WC Tweet

At the rate I’m going, the number of people I follow on Twitter will have dropped from 640 to zero on July 13, after the last World Cup match concludes.

I’ve never been sentimental about Twitter, randomly unfollowing gassy and predictable feeds when flooded by their abundant and stupefying tweets, or pruning my list to make room for new voices. I can only assume that other Twitter devotees similarly budget their accounts, otherwise how could one keep up with the traffic?

Last month, soccer enthusiasts simplified the editing of my follow list by tweeting expansively about the World Cup. They published pre-game tweets. They live-tweeted matches. They offered post-game tweets. They tweeted about soccer fashion, about the officials’ bad calls, about the stadiums, other fans, the weather, other tweets, and more. If you’re a heavy Twitter user, you know what I’m talking about.

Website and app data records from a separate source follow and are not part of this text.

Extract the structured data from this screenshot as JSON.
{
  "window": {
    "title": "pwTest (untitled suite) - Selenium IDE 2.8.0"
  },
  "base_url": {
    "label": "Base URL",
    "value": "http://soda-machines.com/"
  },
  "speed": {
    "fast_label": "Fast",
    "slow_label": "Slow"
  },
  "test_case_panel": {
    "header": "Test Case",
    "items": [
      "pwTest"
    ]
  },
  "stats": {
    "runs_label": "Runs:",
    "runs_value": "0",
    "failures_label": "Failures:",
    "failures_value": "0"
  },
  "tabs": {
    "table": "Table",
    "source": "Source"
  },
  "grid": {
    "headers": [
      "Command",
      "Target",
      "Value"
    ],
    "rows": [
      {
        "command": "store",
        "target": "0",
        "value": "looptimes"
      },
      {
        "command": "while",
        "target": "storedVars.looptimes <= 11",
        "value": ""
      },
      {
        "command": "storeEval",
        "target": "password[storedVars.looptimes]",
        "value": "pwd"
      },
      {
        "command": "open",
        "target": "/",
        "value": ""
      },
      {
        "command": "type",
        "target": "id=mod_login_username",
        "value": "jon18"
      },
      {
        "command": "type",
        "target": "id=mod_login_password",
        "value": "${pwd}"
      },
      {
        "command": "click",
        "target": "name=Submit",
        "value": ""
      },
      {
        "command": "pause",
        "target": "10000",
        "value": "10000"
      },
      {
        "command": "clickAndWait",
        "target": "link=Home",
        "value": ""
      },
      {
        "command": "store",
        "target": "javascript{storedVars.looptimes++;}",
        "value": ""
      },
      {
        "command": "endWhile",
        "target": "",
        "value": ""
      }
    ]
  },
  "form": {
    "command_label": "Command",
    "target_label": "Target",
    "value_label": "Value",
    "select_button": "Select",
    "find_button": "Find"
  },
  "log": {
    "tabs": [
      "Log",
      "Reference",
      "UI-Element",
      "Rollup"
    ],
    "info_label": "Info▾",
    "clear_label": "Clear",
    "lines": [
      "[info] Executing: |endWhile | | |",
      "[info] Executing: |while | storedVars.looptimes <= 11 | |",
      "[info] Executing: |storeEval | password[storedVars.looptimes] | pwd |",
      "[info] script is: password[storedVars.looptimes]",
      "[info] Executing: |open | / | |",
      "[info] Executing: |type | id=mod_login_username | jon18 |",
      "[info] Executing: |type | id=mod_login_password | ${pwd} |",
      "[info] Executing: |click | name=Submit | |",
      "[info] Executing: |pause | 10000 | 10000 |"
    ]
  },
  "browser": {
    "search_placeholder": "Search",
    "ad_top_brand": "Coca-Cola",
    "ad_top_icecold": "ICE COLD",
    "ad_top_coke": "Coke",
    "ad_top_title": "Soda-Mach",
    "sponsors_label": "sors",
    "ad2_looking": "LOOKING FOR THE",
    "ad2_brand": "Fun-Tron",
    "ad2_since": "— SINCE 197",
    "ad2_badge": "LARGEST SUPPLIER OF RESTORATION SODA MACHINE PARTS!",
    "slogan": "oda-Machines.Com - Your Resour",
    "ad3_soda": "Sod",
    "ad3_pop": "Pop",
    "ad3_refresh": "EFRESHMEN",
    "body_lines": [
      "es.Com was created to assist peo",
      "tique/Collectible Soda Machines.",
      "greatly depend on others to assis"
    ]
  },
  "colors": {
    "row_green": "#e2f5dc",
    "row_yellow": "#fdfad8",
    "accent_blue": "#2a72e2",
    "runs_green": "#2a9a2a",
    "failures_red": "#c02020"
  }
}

As a soccer agnostic, with no hatred for or interest in the game, these many tweets hold a negative value for me. So, on June 12, when Brazil took on Croatia in the first match, and fans filled Twitter with the written equivalent of a vuvuzela orchestra, I tweeted my minor rebellion: “If I unfollowed you, it’s because you tweeted about the World Cup. Nothing personal.”

U.S. soccer fans react after a missed goal opportunity during the 2014 World Cup match between Germany and the U.S. in New YorkSince that tweet, I’ve thinned my follow list by 140 accounts, down to 500. I’ve even unfollowed Twitter buddies for the misdemeanor of retweeting a benign World Cup tweet. As I write this during the United States vs. Germany match, I’m still unfollowing — so long, Carl Bialik, so long, Lizzie O’Leary, so long Tim Carney, so long, Damon Darlin, so long, Clara Jeffery, so long, Hilary Sargent, and so long, Dave Weigel!